Yes, I’ve done it, I’m made it to 75. Just think, if I’d only made it to 70, I would have left this Earth still naively convinced that the world really was becoming a kinder, more inclusive place. That illusion has certainly been smashed to smithereens in the past 5 years. The reality that humans really are a work in progress, at best excruciatingly slow progress, has become all too real.
It never crossed my mind to post about my own birthday until a few weeks ago, when an article appeared in my news feed reporting on Debra Ferrell, a woman who, when unable to celebrate her 53rd birthday with family because of the pandemic, decided to carry out 53 acts of kindness to strangers instead. That had me sit up and take notice. I hadn’t thought anything about my birthday until then, but suddenly I thought, “Wait a minute, I have a milestone birthday coming up, I could do something special for others, too.” But then I saw how much advanced planning that had taken on her part and came to realize that it couldn’t work for me. Not in two weeks. I couldn’t reach out to 75 strangers and satisfy their wants or needs in the middle of tightening COVID restrictions that quickly. Maybe I can come up with a year-long kindness project for this year of being 75 instead.
In the meantime, I thought maybe I could come up with a list of 75 things I am grateful for. I’ve had an uncommonly fortunate life, and I was pretty sure I could come up with such a list, but once I started I realized that it would be awfully long, as well as awfully boring to anyone but me. However, a few thoughts about gratitude in aging came to me that might be of interest. Perhaps my musings will give you pause to think about how what’s most important to you might change in your “later years”. Or to put it another way, at some point in your journey will the importance of the items on your bucket list give way to the quality of your relationships with the special people in your life?
I have a somewhat different approach to aging than many, I think probably because both my parents died in their 50s. As a result, somewhat irrationally I guess, I never expected to live this long, it just happened. Never ceases to amaze me. I just enjoy all this extra time I’ve been given. 🙂
Since I got on this gratitude kick a few weeks ago I’ve been thinking about what I’m grateful for that my parents truly missed by having their lives end far too soon.
I’ve done a LOT of amazing traveling that my parents never got to do, and I’ve gotten much joy in witnessing the astounding variety of landscapes, wildlife, and cultures the world has to offer. But no matter how wonderful all those experiences were – and they were, I don’t think that’s something my parents necessarily truly missed. Not at the end of the “day”, not in the overall scheme of things.

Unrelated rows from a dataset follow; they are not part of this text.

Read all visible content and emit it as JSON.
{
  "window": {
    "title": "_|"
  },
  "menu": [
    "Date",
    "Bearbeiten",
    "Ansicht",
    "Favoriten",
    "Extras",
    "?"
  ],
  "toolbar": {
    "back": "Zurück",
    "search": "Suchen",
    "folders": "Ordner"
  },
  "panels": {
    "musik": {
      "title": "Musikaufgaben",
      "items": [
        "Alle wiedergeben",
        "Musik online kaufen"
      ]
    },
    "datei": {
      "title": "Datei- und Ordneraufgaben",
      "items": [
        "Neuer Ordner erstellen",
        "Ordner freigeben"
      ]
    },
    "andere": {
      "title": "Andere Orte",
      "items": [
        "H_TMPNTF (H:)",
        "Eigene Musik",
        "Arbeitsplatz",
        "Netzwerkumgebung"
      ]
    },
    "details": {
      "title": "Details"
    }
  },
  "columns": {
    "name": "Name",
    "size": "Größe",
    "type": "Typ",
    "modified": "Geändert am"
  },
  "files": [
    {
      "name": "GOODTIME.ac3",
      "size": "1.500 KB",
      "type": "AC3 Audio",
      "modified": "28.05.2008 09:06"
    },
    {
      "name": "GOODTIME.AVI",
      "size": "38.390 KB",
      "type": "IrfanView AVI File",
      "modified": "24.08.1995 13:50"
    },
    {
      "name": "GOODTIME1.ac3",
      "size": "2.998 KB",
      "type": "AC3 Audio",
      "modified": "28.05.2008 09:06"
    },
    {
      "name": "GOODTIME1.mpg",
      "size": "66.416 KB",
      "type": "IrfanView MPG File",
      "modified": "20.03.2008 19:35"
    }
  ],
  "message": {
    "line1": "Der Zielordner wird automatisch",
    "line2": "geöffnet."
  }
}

I’ve had all that extra time to share ordinary, everyday experiences with friends, as well as extraordinary ones – and to make new friends along the way. But my parents were good at enjoying the time they spent with friends and I don’t think more of that is something that they really missed. They made the most of those opportunities when they had them and fully appreciated the strength of their bonds of friendship.

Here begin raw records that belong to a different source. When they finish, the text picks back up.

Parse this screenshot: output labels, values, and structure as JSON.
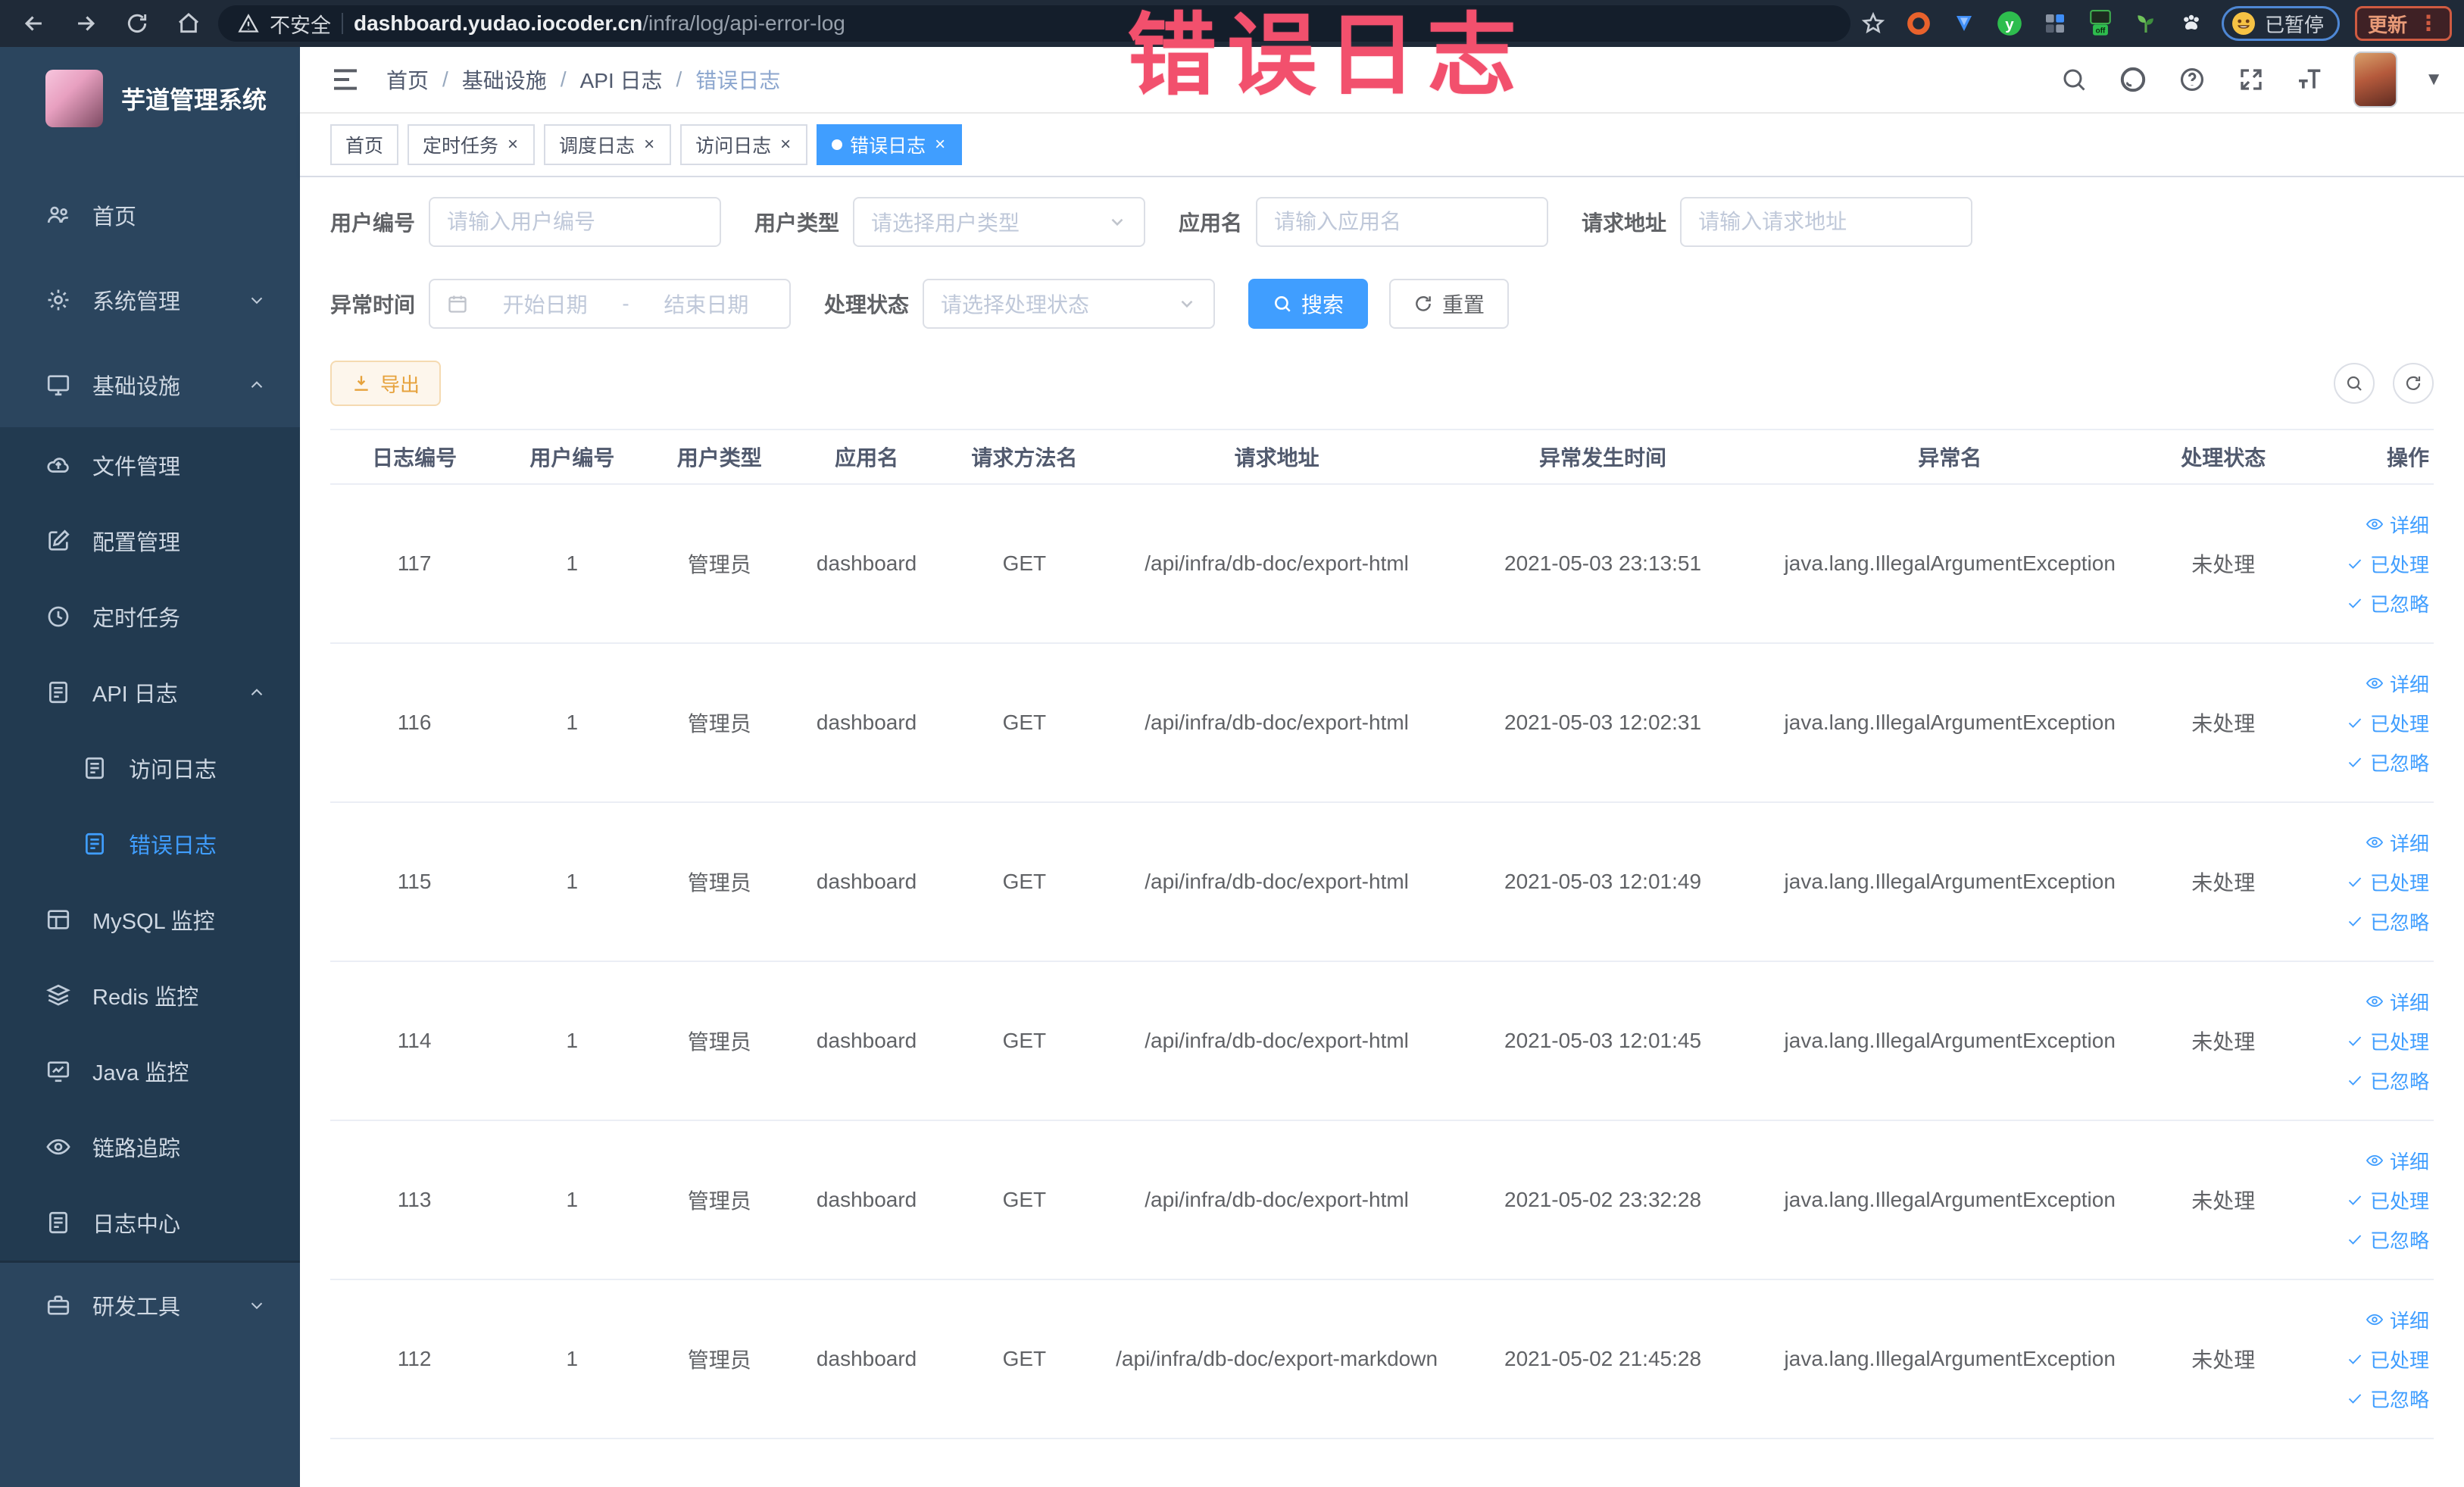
{
  "browser": {
    "security_label": "不安全",
    "url_domain": "dashboard.yudao.iocoder.cn",
    "url_path": "/infra/log/api-error-log",
    "paused_label": "已暂停",
    "update_label": "更新"
  },
  "annotation": {
    "text": "错误日志",
    "color": "#f2506d"
  },
  "sidebar": {
    "title": "芋道管理系统",
    "items": [
      {
        "icon": "people",
        "label": "首页",
        "level": 1,
        "sub": false,
        "chevron": "",
        "active": false
      },
      {
        "icon": "gear",
        "label": "系统管理",
        "level": 1,
        "sub": false,
        "chevron": "down",
        "active": false
      },
      {
        "icon": "monitor",
        "label": "基础设施",
        "level": 1,
        "sub": false,
        "chevron": "up",
        "active": false
      },
      {
        "icon": "cloud",
        "label": "文件管理",
        "level": 2,
        "sub": true,
        "chevron": "",
        "active": false
      },
      {
        "icon": "edit",
        "label": "配置管理",
        "level": 2,
        "sub": true,
        "chevron": "",
        "active": false
      },
      {
        "icon": "clock",
        "label": "定时任务",
        "level": 2,
        "sub": true,
        "chevron": "",
        "active": false
      },
      {
        "icon": "log",
        "label": "API 日志",
        "level": 2,
        "sub": true,
        "chevron": "up",
        "active": false
      },
      {
        "icon": "log",
        "label": "访问日志",
        "level": 3,
        "sub": true,
        "chevron": "",
        "active": false
      },
      {
        "icon": "log",
        "label": "错误日志",
        "level": 3,
        "sub": true,
        "chevron": "",
        "active": true
      },
      {
        "icon": "table",
        "label": "MySQL 监控",
        "level": 2,
        "sub": true,
        "chevron": "",
        "active": false
      },
      {
        "icon": "layers",
        "label": "Redis 监控",
        "level": 2,
        "sub": true,
        "chevron": "",
        "active": false
      },
      {
        "icon": "dash",
        "label": "Java 监控",
        "level": 2,
        "sub": true,
        "chevron": "",
        "active": false
      },
      {
        "icon": "eye",
        "label": "链路追踪",
        "level": 2,
        "sub": true,
        "chevron": "",
        "active": false
      },
      {
        "icon": "log",
        "label": "日志中心",
        "level": 2,
        "sub": true,
        "chevron": "",
        "active": false
      },
      {
        "icon": "case",
        "label": "研发工具",
        "level": 1,
        "sub": false,
        "chevron": "down",
        "active": false
      }
    ]
  },
  "breadcrumb": {
    "items": [
      "首页",
      "基础设施",
      "API 日志",
      "错误日志"
    ],
    "separator": "/"
  },
  "tabs": [
    {
      "label": "首页",
      "closable": false,
      "active": false
    },
    {
      "label": "定时任务",
      "closable": true,
      "active": false
    },
    {
      "label": "调度日志",
      "closable": true,
      "active": false
    },
    {
      "label": "访问日志",
      "closable": true,
      "active": false
    },
    {
      "label": "错误日志",
      "closable": true,
      "active": true
    }
  ],
  "filters": {
    "user_id": {
      "label": "用户编号",
      "placeholder": "请输入用户编号"
    },
    "user_type": {
      "label": "用户类型",
      "placeholder": "请选择用户类型"
    },
    "app_name": {
      "label": "应用名",
      "placeholder": "请输入应用名"
    },
    "request_url": {
      "label": "请求地址",
      "placeholder": "请输入请求地址"
    },
    "exception_time": {
      "label": "异常时间",
      "start_placeholder": "开始日期",
      "separator": "-",
      "end_placeholder": "结束日期"
    },
    "process_status": {
      "label": "处理状态",
      "placeholder": "请选择处理状态"
    },
    "search_label": "搜索",
    "reset_label": "重置"
  },
  "toolbar": {
    "export_label": "导出"
  },
  "table": {
    "columns": [
      "日志编号",
      "用户编号",
      "用户类型",
      "应用名",
      "请求方法名",
      "请求地址",
      "异常发生时间",
      "异常名",
      "处理状态",
      "操作"
    ],
    "actions": [
      "详细",
      "已处理",
      "已忽略"
    ],
    "rows": [
      {
        "id": "117",
        "user_id": "1",
        "user_type": "管理员",
        "app": "dashboard",
        "method": "GET",
        "url": "/api/infra/db-doc/export-html",
        "time": "2021-05-03 23:13:51",
        "exception": "java.lang.IllegalArgumentException",
        "status": "未处理"
      },
      {
        "id": "116",
        "user_id": "1",
        "user_type": "管理员",
        "app": "dashboard",
        "method": "GET",
        "url": "/api/infra/db-doc/export-html",
        "time": "2021-05-03 12:02:31",
        "exception": "java.lang.IllegalArgumentException",
        "status": "未处理"
      },
      {
        "id": "115",
        "user_id": "1",
        "user_type": "管理员",
        "app": "dashboard",
        "method": "GET",
        "url": "/api/infra/db-doc/export-html",
        "time": "2021-05-03 12:01:49",
        "exception": "java.lang.IllegalArgumentException",
        "status": "未处理"
      },
      {
        "id": "114",
        "user_id": "1",
        "user_type": "管理员",
        "app": "dashboard",
        "method": "GET",
        "url": "/api/infra/db-doc/export-html",
        "time": "2021-05-03 12:01:45",
        "exception": "java.lang.IllegalArgumentException",
        "status": "未处理"
      },
      {
        "id": "113",
        "user_id": "1",
        "user_type": "管理员",
        "app": "dashboard",
        "method": "GET",
        "url": "/api/infra/db-doc/export-html",
        "time": "2021-05-02 23:32:28",
        "exception": "java.lang.IllegalArgumentException",
        "status": "未处理"
      },
      {
        "id": "112",
        "user_id": "1",
        "user_type": "管理员",
        "app": "dashboard",
        "method": "GET",
        "url": "/api/infra/db-doc/export-markdown",
        "time": "2021-05-02 21:45:28",
        "exception": "java.lang.IllegalArgumentException",
        "status": "未处理"
      }
    ]
  },
  "colors": {
    "accent_blue": "#409eff",
    "sidebar_bg": "#2b455e",
    "sidebar_submenu_bg": "#223a50",
    "warning_text": "#e6a23c",
    "annotation_pink": "#f2506d"
  }
}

I would have been sorry to have missed some of the very special opportunities I had in my career to make a difference at my university, much of which happened at an age past my parents’ final ages, but then again, I wouldn’t have known the difference, and my parents both were fortunate in that they enjoyed their work and felt well respected in their workplaces throughout their careers.
I would have been very sorry to have missed several years of long distance running with my two best friends, my husband and my brother. And we were decidedly older than my parents got to be when we began that pursuit. Starting and completing those 10Ks, half marathons, and marathons together were as special as it gets. For me, that was a joy that I’m grateful I didn’t miss. However, I’m pretty sure my parents would have thought that was something to miss at any cost!
But … and here’s where it becomes clear to me what’s really important, my father never got to meet my husband or walk me down the aisle. That’s something he missed.
He never got to see any of us married or meet our spouses. My Mom never got to see my younger brother get married. That is something they missed.
My Dad never got to know that he was a grandfather or to know any of his precious 9 grandchildren. My Mom just barely got to meet her first two grandchildren – our kids. To me the tragedy has always been that their grandchildren never had a chance to know these two special people, but not having the joy of knowing their grandchildren is something they truly missed.
My father – and for the most part my mother – never got the chance to watch their kids become responsible, independent adults, and then supportive spouses and parents. That is something they missed. For me, that has been a true joy.
They never got the chance to enjoy being empty-nesters, just the two of them together again, with their kids off to university and then establishing their own lives. That is something they missed. And, yes, that’s a joy as well.
And they never got the chance to be retired together, having the time to choose what you’re going to do and not do, and eventually reaching the stage that Lionel Hardcastle charmingly described as “doing very little, slowly.” If you get to that stage and are still able to share it with the person you love, you are very lucky indeed.
So, from where I stand at this advanced milestone age, I realize how lucky I have been to be able to experience these defining moments in life that my parents missed, and for that I am profoundly grateful.
Of course, if I could start running again that would be great, too!